A kitchen's benchtops are very important, as they provide the surface needed for food prep and cooking but will also affect the overall appearance of a kitchen. When choosing new benchtops for your home's kitchen, you want an attractive surface that can withstand the wear and tear of cooking utensils as well as the humidity and heat of a kitchen. Before making your choice of benchtop materials for your home's kitchen, note a few pros and cons of each choice so you can determine the best one for your space.

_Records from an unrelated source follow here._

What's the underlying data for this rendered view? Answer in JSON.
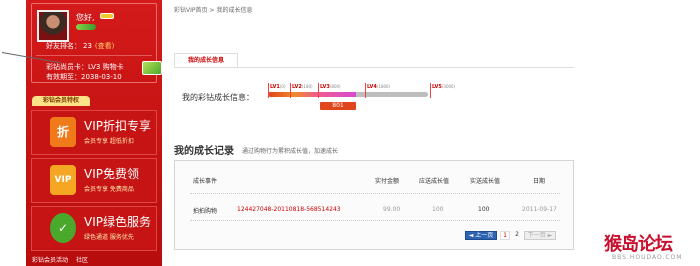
{
  "sidebar": {
    "greeting": "您好,",
    "friend_rank_label": "好友排名：",
    "friend_rank_value": "23",
    "view_link": "(查看)",
    "member_card": "彩钻尚员卡：LV3 购物卡",
    "expiry": "有效期至：2038-03-10",
    "privilege_tab": "彩钻会员特权",
    "promos": [
      {
        "title": "VIP折扣专享",
        "sub": "会员专享 超低折扣",
        "icon": "折"
      },
      {
        "title": "VIP免费领",
        "sub": "会员专享 免费商品",
        "icon": "VIP"
      },
      {
        "title": "VIP绿色服务",
        "sub": "绿色通道 服务优先",
        "icon": "✓"
      }
    ],
    "footer": [
      "彩钻会员活动",
      "社区"
    ]
  },
  "breadcrumb": {
    "home": "彩钻VIP首页",
    "sep": ">",
    "current": "我的成长信息"
  },
  "tab": {
    "label": "我的成长信息"
  },
  "growth": {
    "label": "我的彩钻成长信息：",
    "current_value": "801",
    "progress_fraction": 0.55,
    "levels": [
      {
        "name": "LV1",
        "value": "(0)"
      },
      {
        "name": "LV2",
        "value": "(180)"
      },
      {
        "name": "LV3",
        "value": "(800)"
      },
      {
        "name": "LV4",
        "value": "(1800)"
      },
      {
        "name": "LV5",
        "value": "(3000)"
      }
    ]
  },
  "records": {
    "title": "我的成长记录",
    "hint": "通过购物行为累积成长值，加速成长",
    "headers": [
      "成长事件",
      "实付金额",
      "应送成长值",
      "实送成长值",
      "日期"
    ],
    "rows": [
      {
        "event": "拍拍购物",
        "order": "124427048-20110818-568514243",
        "paid": "99.00",
        "due": "100",
        "given": "100",
        "date": "2011-09-17"
      }
    ]
  },
  "pagination": {
    "prev": "◄ 上一页",
    "page1": "1",
    "page2": "2",
    "next": "下一页 ►"
  },
  "watermark": {
    "title": "猴岛论坛",
    "url": "BBS.HOUDAO.COM"
  },
  "colors": {
    "sidebar_red": "#c61414",
    "accent_red": "#cc0000",
    "pager_blue": "#2f64b3"
  }
}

A butcher-block countertop can be very natural and even a bit rustic looking and can tone down the look of stainless steel appliances. Wood is easy to install and eco-friendly if you find recycled pieces to use. However, a butcher-block benchtop needs consistent sealing and may be the most delicate of all the surfaces, as it's often easy to scratch, burn, or stain wood, even with a quality sealant.
A contractor can often fit a piece of stainless steel over your kitchen's benchtop, allowing you to forego the expense of having the current benchtop torn off. Metal is also naturally hygienic, as it resists dirt, germs, and bacteria, and is easy to clean. One drawback with metal is that it can be overwhelming in the space and may make your kitchen seem a bit industrial.

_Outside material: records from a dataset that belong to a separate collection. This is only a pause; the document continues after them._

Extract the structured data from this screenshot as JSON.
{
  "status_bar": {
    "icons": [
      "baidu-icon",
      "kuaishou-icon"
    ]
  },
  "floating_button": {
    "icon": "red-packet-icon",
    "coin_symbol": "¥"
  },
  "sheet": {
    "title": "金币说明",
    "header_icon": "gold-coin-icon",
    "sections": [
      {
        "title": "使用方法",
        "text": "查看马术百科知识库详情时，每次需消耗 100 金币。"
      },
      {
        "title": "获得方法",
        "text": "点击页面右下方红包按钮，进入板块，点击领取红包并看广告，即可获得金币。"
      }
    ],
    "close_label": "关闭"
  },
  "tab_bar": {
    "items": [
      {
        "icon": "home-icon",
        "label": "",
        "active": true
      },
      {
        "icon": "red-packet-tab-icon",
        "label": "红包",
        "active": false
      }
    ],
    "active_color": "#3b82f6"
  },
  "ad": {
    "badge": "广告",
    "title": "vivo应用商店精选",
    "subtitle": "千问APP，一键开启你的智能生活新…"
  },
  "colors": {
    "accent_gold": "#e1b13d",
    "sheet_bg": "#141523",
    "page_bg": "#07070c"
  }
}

Laminate is another budget-friendly option; this is a treated plastic or paper that is applied over layers of very inexpensive wood. The laminate surface will be painted or stained to resemble another material, but note that it will always have an artificial look and feel to it. Laminate may also eventually come away from the bottom layers of wood, so you would need to have the top layer reglued on occasion.

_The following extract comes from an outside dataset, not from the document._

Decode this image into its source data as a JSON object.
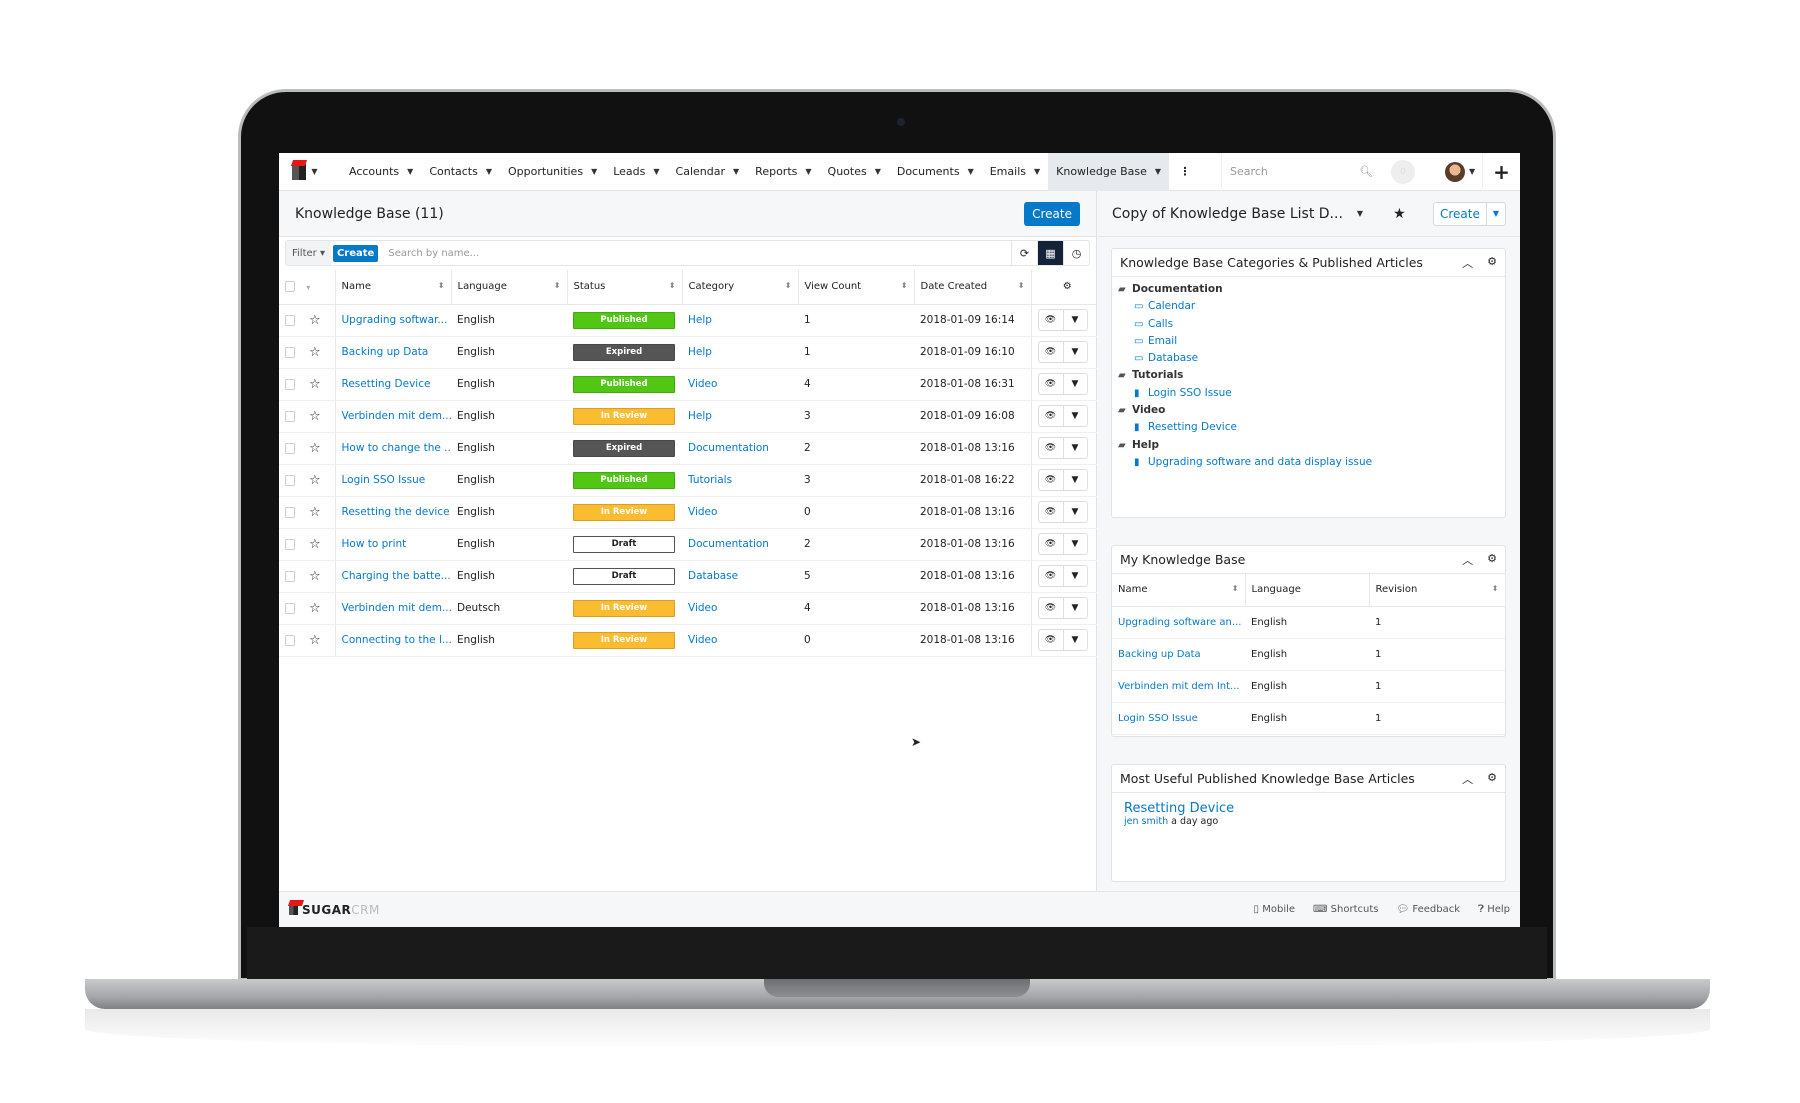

Stone is very natural-looking and attractive, and is also very dense and durable, so a stone benchtop is not likely to hold germs and bacteria. Stone is also very resistant to moisture and heat, so it won't get damaged just from the humidity and high heat of a kitchen. The density of stone also means that you can usually prep food right on the surface without worrying about chips and scratches. Stone does need to be sealed and may also need an occasional buffing to bring out the shine, but it's often one of the most desired options because of how strong and attractive it is as a benchtop material.